● **ASSIGNMENT**
Where a line holds the word "Produits", count it, then give only the total for the entries below.

● **TASK DATA**
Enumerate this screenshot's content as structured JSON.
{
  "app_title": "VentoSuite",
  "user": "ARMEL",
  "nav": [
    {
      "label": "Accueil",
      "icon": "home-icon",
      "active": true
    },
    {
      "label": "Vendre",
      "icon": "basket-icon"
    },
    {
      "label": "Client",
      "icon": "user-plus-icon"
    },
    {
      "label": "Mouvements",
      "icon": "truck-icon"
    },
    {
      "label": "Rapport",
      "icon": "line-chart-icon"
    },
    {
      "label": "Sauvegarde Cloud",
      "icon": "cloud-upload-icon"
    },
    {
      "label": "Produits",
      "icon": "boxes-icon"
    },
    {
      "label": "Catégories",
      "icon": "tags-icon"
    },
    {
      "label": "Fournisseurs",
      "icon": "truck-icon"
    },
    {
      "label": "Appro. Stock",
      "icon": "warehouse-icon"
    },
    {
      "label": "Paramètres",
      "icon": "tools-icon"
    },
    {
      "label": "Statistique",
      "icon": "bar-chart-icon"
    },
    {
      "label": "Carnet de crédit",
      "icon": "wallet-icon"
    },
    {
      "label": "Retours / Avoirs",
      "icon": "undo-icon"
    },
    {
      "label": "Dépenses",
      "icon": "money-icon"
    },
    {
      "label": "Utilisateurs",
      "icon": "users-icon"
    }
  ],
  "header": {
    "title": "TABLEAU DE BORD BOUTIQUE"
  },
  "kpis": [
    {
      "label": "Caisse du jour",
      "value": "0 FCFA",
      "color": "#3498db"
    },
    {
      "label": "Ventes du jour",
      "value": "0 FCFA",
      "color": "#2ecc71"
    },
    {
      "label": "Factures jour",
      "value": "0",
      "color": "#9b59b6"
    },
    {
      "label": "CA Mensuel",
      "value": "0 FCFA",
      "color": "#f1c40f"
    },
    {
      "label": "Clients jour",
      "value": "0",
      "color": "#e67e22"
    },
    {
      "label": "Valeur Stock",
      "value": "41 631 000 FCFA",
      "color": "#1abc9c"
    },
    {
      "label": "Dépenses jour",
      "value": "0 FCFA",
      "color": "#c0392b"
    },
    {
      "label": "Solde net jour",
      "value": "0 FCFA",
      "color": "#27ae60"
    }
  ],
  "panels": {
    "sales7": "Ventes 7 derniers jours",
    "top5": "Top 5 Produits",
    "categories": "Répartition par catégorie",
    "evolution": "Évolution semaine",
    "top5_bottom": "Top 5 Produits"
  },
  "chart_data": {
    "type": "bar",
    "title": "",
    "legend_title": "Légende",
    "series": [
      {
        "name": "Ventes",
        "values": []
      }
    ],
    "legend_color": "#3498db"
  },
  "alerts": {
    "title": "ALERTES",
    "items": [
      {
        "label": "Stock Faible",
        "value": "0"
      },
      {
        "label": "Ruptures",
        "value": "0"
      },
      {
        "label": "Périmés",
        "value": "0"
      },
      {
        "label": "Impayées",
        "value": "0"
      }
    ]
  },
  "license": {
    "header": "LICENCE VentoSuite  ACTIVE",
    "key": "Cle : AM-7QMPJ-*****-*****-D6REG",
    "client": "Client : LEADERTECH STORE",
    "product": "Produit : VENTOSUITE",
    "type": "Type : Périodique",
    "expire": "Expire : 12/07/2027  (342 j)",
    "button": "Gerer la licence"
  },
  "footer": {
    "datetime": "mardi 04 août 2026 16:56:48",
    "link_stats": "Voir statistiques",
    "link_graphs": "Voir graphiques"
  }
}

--

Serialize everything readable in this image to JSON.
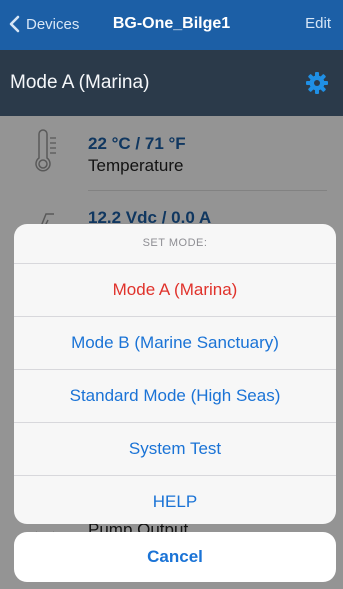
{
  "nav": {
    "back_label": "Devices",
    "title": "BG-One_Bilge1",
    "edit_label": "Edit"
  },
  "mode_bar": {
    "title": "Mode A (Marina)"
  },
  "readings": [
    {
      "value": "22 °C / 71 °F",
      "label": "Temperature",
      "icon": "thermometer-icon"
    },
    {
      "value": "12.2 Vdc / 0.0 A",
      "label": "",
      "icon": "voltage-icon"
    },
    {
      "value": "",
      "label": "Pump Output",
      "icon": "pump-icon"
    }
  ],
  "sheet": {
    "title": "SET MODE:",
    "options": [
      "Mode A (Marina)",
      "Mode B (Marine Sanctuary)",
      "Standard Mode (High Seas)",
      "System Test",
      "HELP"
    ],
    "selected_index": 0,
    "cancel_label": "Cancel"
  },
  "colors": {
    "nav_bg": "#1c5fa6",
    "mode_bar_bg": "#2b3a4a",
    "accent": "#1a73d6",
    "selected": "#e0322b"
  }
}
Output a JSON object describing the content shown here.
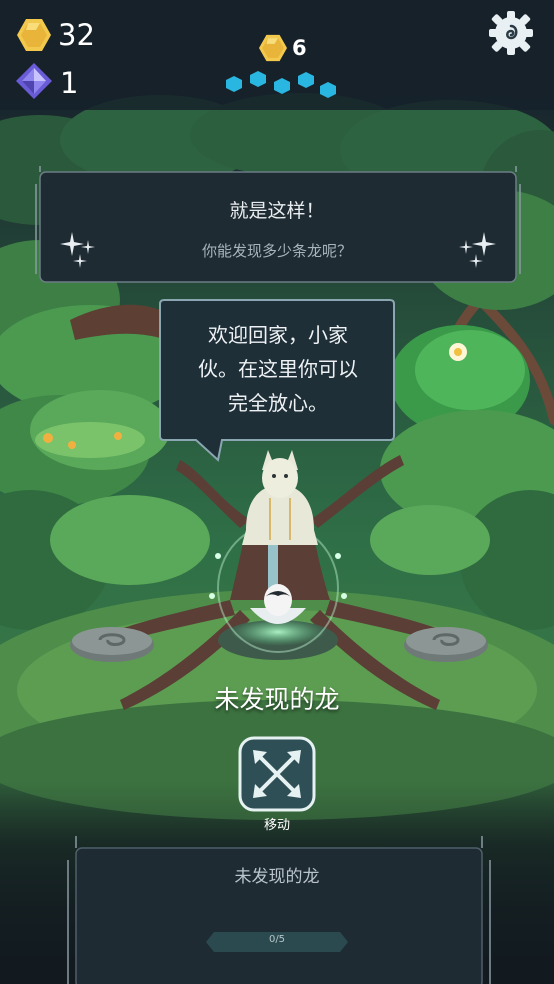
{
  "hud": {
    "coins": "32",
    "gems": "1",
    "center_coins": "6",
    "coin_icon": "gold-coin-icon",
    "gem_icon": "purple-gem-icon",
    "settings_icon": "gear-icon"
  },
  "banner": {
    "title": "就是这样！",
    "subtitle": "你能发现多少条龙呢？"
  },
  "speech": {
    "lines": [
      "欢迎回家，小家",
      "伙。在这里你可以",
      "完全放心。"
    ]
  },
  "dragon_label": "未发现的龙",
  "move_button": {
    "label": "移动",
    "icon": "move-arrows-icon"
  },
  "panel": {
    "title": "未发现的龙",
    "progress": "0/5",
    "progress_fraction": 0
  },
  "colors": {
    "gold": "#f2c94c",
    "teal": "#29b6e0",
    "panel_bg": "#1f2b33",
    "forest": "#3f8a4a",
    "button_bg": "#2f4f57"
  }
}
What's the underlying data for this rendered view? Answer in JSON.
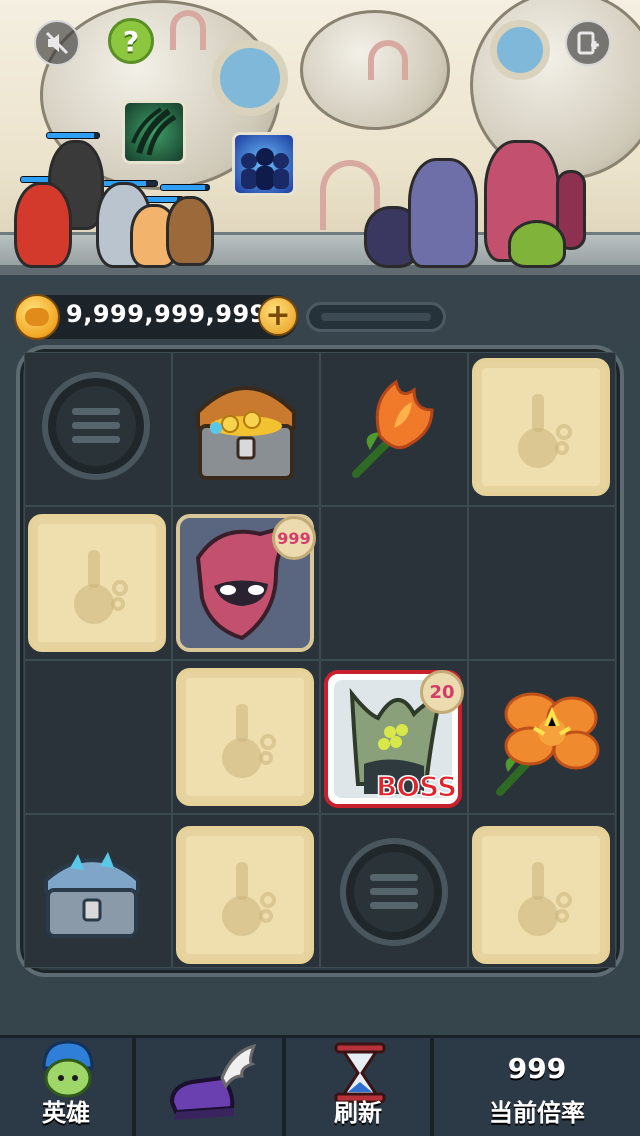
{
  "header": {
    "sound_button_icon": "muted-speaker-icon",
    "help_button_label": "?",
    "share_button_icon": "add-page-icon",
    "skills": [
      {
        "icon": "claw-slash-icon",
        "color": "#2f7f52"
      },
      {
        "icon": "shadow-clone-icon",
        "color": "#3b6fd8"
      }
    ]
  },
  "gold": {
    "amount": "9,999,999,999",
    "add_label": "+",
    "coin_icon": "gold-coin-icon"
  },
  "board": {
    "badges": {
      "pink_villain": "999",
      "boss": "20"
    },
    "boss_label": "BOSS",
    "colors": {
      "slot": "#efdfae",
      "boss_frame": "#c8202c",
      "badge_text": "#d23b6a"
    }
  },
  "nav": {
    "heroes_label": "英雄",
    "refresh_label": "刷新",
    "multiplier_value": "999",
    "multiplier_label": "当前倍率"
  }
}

● **ANSWER AREA**
3